Staunton, March 7 – At the end of this year, the five countries of Central Asia will mark their 30th anniversary as independent countries. All too many outsiders still dismiss them as a backwater of the former Soviet space or refer to them collectively and in a dismissive way as “the stans.”
The five – Kazakhstan, Kyrgyzstan, Tajikistan, Turkmenistan and Uzbekistan – are increasingly dissimilar both in terms of their domestic development and foreign policy relations. But despite or perhaps because of them, some in each of the five capitals periodically discuss the formation of some kind of Central Asian Union.
Such a grouping, these people believe, will help the countries help each other and allow them to deal with outside powers like the Russian Federation, China, the United States, Afghanistan and Iran more effectively. Indeed, they argue that the grouping will allow them to highlight both what makes them similar and what makes them different.
But for any such union to take off, it needs the support of the region’s largest country in terms of population – Uzbekistan – and Tashkent is not prepared to back the formation of such a grouping now, although the Uzbek authorities following the death of Islam Karimov four years ago have worked hard to improve bilateral and even multilateral relations in the region.
Sadyk Safayev, the deputy chairman of the upper house of the Uzbekistan legislature, says the five lack the “chief ‘ingredients’” for integration – common principles, common values and common political and economic arrangements (stanradar.com/news/full/43669-v-uzbekistane-zajavili-o-prezhdevremennosti-idei-sozdanija-tsentralnoaziatskogo-sojuza.html).
He says that his countries and the others in the region have become closer in the last five or six years and “the hostility and suspiciousness” among them has dissipated. But he argues that it is still far too soon to be talking about any Central Asian regional grouping. That requires more than has been achieved and apparently more than can be achieved anytime soon.

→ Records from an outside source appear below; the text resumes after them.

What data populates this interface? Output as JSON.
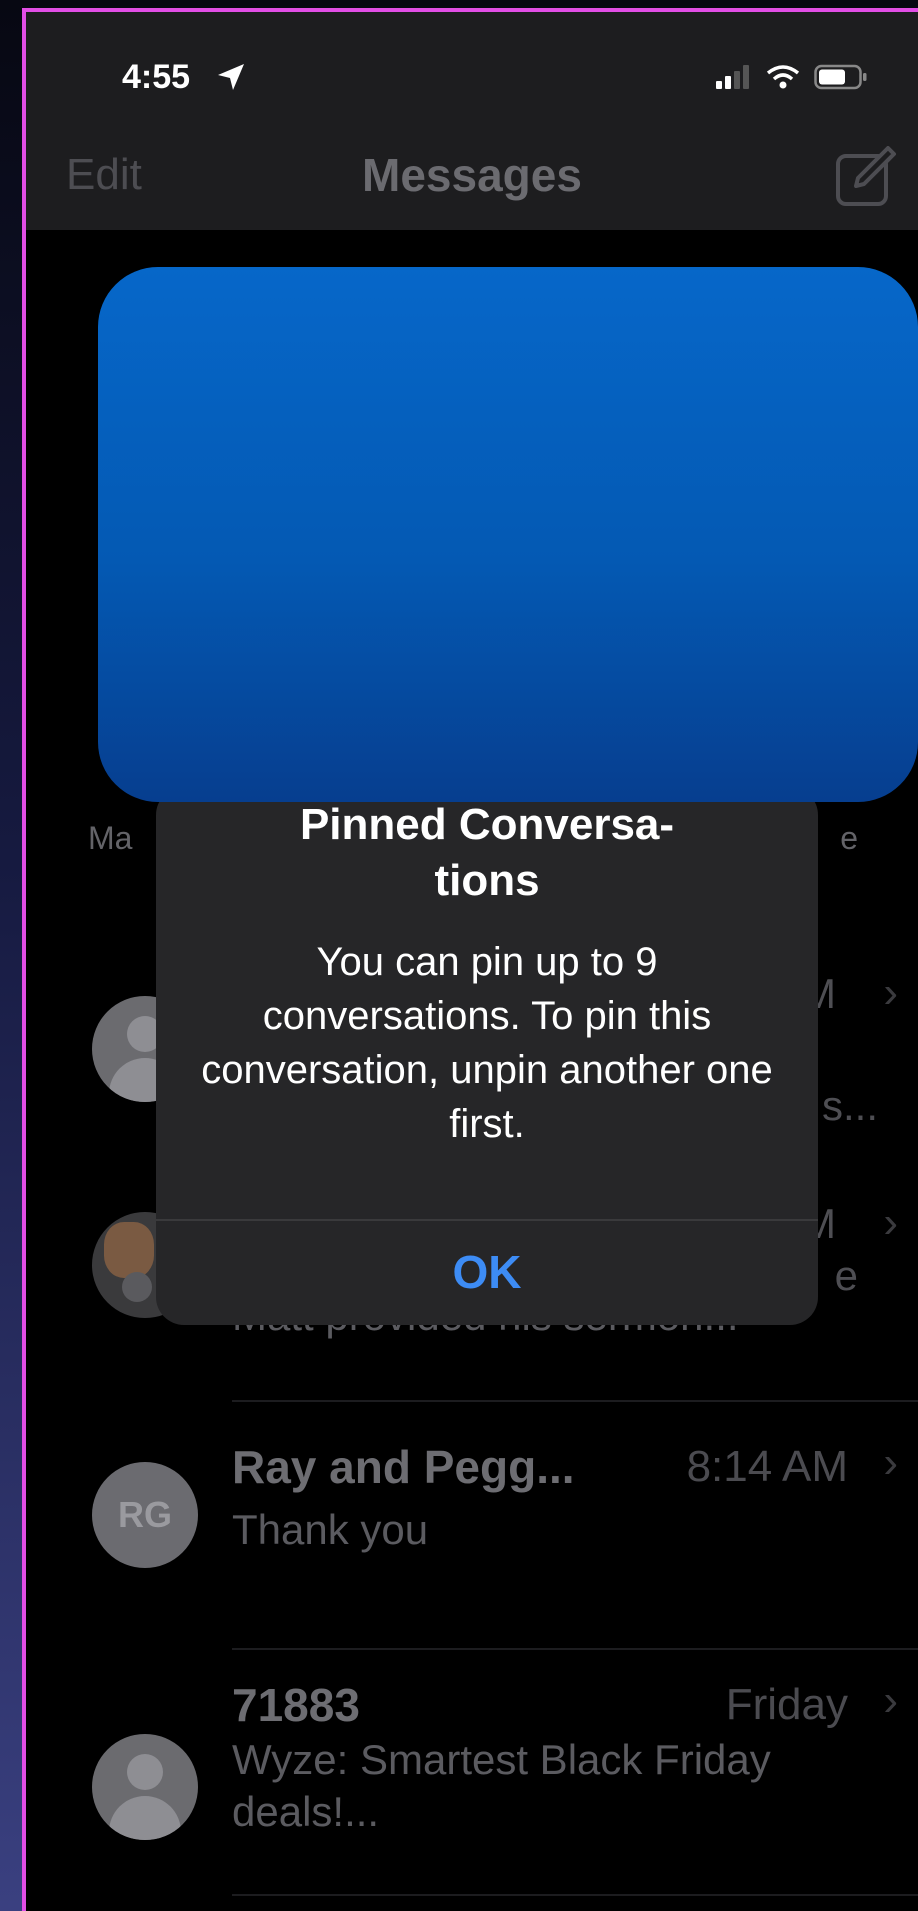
{
  "status": {
    "time": "4:55"
  },
  "nav": {
    "edit": "Edit",
    "title": "Messages"
  },
  "pinned": {
    "left_fragment": "Ma",
    "right_fragment": "e"
  },
  "alert": {
    "title": "Pinned Conversa-\ntions",
    "message": "You can pin up to 9 conversations. To pin this conversation, unpin another one first.",
    "ok": "OK"
  },
  "rows": [
    {
      "time_fragment": "M",
      "preview_fragment": "s..."
    },
    {
      "time_fragment": "M",
      "preview_fragment": "e",
      "preview": "Matt provided his sermon..."
    },
    {
      "name": "Ray and Pegg...",
      "time": "8:14 AM",
      "preview": "Thank you",
      "initials": "RG"
    },
    {
      "name": "71883",
      "time": "Friday",
      "preview": "Wyze: Smartest Black Friday deals!..."
    }
  ],
  "colors": {
    "accent": "#3d8cf5",
    "border": "#e24ee6",
    "redaction": "#0459b3"
  }
}
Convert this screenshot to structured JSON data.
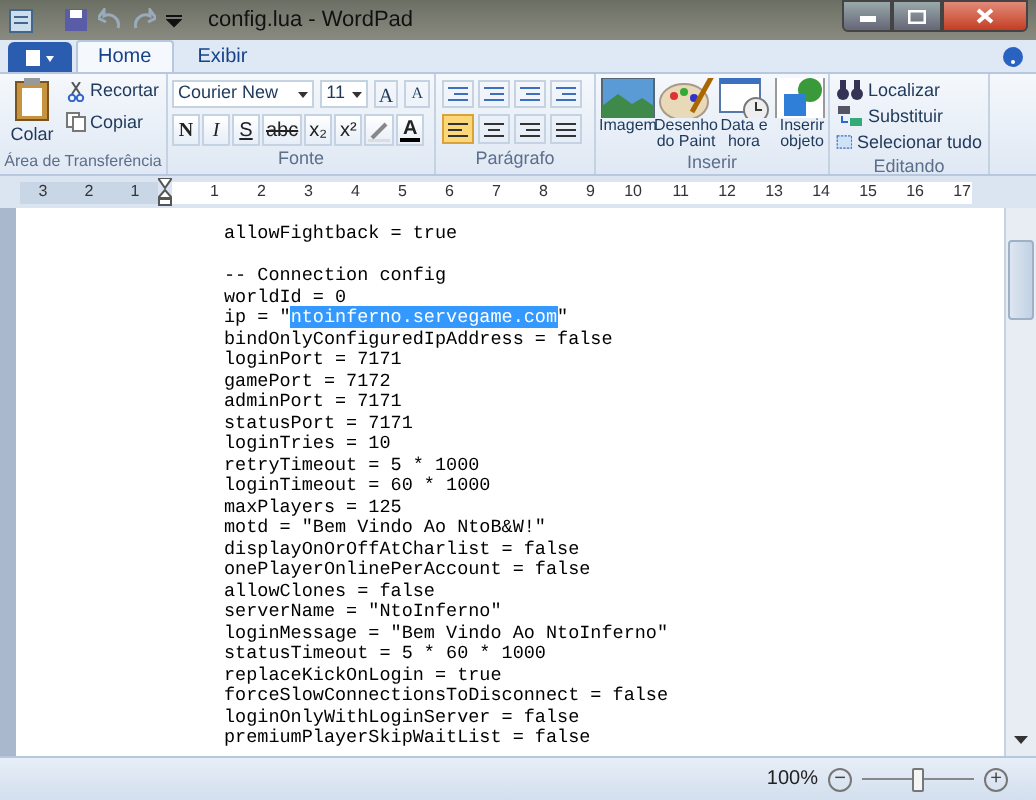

Safayev adds that “until we have completed the process of the delimitation and demarcation of borders, it is even too soon to talk about the completion of the establishment of an independent state in Uzbekistan or the completion of the transition period.”
And he says that Uzbekistan and its four neighbors must resolve the issue of dividing up water resources. This is “a question of life and death.” Compromises need to be made if the countries of the region and the region as a whole are to advance.